DATA SHOWN
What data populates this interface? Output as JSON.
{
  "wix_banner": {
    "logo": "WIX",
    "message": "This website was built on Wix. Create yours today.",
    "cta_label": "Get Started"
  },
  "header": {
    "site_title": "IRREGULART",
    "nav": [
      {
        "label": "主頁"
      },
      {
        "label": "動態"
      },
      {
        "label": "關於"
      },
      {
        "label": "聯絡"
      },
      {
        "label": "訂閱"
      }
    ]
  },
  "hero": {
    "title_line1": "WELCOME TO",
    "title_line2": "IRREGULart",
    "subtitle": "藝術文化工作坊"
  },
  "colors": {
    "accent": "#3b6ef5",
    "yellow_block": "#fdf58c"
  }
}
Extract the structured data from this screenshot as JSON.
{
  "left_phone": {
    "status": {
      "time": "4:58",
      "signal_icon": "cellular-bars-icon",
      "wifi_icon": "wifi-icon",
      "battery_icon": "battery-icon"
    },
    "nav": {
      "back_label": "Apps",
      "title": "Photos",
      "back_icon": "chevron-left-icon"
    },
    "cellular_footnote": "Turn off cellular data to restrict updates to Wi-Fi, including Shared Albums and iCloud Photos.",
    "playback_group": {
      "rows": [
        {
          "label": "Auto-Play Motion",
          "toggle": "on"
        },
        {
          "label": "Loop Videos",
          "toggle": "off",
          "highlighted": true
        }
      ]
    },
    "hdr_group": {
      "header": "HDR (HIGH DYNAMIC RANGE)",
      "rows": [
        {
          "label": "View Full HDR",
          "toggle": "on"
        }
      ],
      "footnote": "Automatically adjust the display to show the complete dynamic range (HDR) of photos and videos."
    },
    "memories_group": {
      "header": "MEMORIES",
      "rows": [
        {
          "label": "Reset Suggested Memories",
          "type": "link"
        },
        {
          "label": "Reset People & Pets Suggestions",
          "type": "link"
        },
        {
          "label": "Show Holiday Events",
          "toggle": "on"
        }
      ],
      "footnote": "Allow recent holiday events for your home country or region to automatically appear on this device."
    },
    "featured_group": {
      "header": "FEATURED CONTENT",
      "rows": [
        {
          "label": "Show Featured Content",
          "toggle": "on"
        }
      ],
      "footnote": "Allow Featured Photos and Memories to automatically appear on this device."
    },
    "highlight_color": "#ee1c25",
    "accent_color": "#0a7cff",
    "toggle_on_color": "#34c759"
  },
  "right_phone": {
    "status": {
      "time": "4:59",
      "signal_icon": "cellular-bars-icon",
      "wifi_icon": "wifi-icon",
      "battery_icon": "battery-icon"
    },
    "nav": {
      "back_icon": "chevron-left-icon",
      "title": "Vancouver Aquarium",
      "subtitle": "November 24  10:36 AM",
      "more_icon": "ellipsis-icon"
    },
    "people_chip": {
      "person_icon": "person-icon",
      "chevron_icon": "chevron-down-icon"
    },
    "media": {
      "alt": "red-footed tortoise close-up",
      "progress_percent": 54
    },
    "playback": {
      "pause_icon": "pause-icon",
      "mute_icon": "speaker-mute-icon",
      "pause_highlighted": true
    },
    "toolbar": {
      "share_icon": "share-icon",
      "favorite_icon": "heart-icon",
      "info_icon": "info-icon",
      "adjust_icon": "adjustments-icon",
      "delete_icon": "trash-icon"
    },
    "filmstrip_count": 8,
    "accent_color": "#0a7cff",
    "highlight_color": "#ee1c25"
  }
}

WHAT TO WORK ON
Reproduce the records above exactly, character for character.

SOLUTION BELOW
What data populates this interface? Output as JSON.
{
  "wix_banner": {
    "logo": "WIX",
    "message": "This website was built on Wix. Create yours today.",
    "cta_label": "Get Started"
  },
  "header": {
    "site_title": "IRREGULART",
    "nav": [
      {
        "label": "主頁"
      },
      {
        "label": "動態"
      },
      {
        "label": "關於"
      },
      {
        "label": "聯絡"
      },
      {
        "label": "訂閱"
      }
    ]
  },
  "hero": {
    "title_line1": "WELCOME TO",
    "title_line2": "IRREGULart",
    "subtitle": "藝術文化工作坊"
  },
  "colors": {
    "accent": "#3b6ef5",
    "yellow_block": "#fdf58c"
  }
}
Extract the structured data from this screenshot as JSON.
{
  "left_phone": {
    "status": {
      "time": "4:58",
      "signal_icon": "cellular-bars-icon",
      "wifi_icon": "wifi-icon",
      "battery_icon": "battery-icon"
    },
    "nav": {
      "back_label": "Apps",
      "title": "Photos",
      "back_icon": "chevron-left-icon"
    },
    "cellular_footnote": "Turn off cellular data to restrict updates to Wi-Fi, including Shared Albums and iCloud Photos.",
    "playback_group": {
      "rows": [
        {
          "label": "Auto-Play Motion",
          "toggle": "on"
        },
        {
          "label": "Loop Videos",
          "toggle": "off",
          "highlighted": true
        }
      ]
    },
    "hdr_group": {
      "header": "HDR (HIGH DYNAMIC RANGE)",
      "rows": [
        {
          "label": "View Full HDR",
          "toggle": "on"
        }
      ],
      "footnote": "Automatically adjust the display to show the complete dynamic range (HDR) of photos and videos."
    },
    "memories_group": {
      "header": "MEMORIES",
      "rows": [
        {
          "label": "Reset Suggested Memories",
          "type": "link"
        },
        {
          "label": "Reset People & Pets Suggestions",
          "type": "link"
        },
        {
          "label": "Show Holiday Events",
          "toggle": "on"
        }
      ],
      "footnote": "Allow recent holiday events for your home country or region to automatically appear on this device."
    },
    "featured_group": {
      "header": "FEATURED CONTENT",
      "rows": [
        {
          "label": "Show Featured Content",
          "toggle": "on"
        }
      ],
      "footnote": "Allow Featured Photos and Memories to automatically appear on this device."
    },
    "highlight_color": "#ee1c25",
    "accent_color": "#0a7cff",
    "toggle_on_color": "#34c759"
  },
  "right_phone": {
    "status": {
      "time": "4:59",
      "signal_icon": "cellular-bars-icon",
      "wifi_icon": "wifi-icon",
      "battery_icon": "battery-icon"
    },
    "nav": {
      "back_icon": "chevron-left-icon",
      "title": "Vancouver Aquarium",
      "subtitle": "November 24  10:36 AM",
      "more_icon": "ellipsis-icon"
    },
    "people_chip": {
      "person_icon": "person-icon",
      "chevron_icon": "chevron-down-icon"
    },
    "media": {
      "alt": "red-footed tortoise close-up",
      "progress_percent": 54
    },
    "playback": {
      "pause_icon": "pause-icon",
      "mute_icon": "speaker-mute-icon",
      "pause_highlighted": true
    },
    "toolbar": {
      "share_icon": "share-icon",
      "favorite_icon": "heart-icon",
      "info_icon": "info-icon",
      "adjust_icon": "adjustments-icon",
      "delete_icon": "trash-icon"
    },
    "filmstrip_count": 8,
    "accent_color": "#0a7cff",
    "highlight_color": "#ee1c25"
  }
}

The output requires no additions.